▶ [Assignment]: Every record that follows needs to be written out again, exactly.

Top of Given entries

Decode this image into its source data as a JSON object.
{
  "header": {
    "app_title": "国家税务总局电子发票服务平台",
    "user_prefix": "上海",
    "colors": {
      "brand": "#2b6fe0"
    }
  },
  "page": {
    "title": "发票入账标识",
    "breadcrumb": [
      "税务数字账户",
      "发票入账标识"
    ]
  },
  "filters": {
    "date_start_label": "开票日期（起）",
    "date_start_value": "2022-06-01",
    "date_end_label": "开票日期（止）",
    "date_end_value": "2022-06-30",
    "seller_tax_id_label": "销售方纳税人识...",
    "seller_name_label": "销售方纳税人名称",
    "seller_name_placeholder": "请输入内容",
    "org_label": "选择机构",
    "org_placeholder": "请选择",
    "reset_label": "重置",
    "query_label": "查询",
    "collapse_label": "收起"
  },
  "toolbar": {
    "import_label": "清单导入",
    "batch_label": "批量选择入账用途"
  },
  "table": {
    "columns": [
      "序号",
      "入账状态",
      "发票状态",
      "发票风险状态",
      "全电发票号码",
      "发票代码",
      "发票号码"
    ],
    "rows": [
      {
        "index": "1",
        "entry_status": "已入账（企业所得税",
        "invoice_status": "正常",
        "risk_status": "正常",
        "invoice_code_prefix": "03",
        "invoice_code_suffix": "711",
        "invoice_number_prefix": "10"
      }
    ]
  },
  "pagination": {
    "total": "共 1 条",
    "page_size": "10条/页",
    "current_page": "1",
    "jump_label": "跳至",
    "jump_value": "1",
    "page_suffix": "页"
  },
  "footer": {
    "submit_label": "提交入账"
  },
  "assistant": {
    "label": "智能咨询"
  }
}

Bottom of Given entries

▶ [Written answer]:
Decode this image into its source data as a JSON object.
{
  "header": {
    "app_title": "国家税务总局电子发票服务平台",
    "user_prefix": "上海",
    "colors": {
      "brand": "#2b6fe0"
    }
  },
  "page": {
    "title": "发票入账标识",
    "breadcrumb": [
      "税务数字账户",
      "发票入账标识"
    ]
  },
  "filters": {
    "date_start_label": "开票日期（起）",
    "date_start_value": "2022-06-01",
    "date_end_label": "开票日期（止）",
    "date_end_value": "2022-06-30",
    "seller_tax_id_label": "销售方纳税人识...",
    "seller_name_label": "销售方纳税人名称",
    "seller_name_placeholder": "请输入内容",
    "org_label": "选择机构",
    "org_placeholder": "请选择",
    "reset_label": "重置",
    "query_label": "查询",
    "collapse_label": "收起"
  },
  "toolbar": {
    "import_label": "清单导入",
    "batch_label": "批量选择入账用途"
  },
  "table": {
    "columns": [
      "序号",
      "入账状态",
      "发票状态",
      "发票风险状态",
      "全电发票号码",
      "发票代码",
      "发票号码"
    ],
    "rows": [
      {
        "index": "1",
        "entry_status": "已入账（企业所得税",
        "invoice_status": "正常",
        "risk_status": "正常",
        "invoice_code_prefix": "03",
        "invoice_code_suffix": "711",
        "invoice_number_prefix": "10"
      }
    ]
  },
  "pagination": {
    "total": "共 1 条",
    "page_size": "10条/页",
    "current_page": "1",
    "jump_label": "跳至",
    "jump_value": "1",
    "page_suffix": "页"
  },
  "footer": {
    "submit_label": "提交入账"
  },
  "assistant": {
    "label": "智能咨询"
  }
}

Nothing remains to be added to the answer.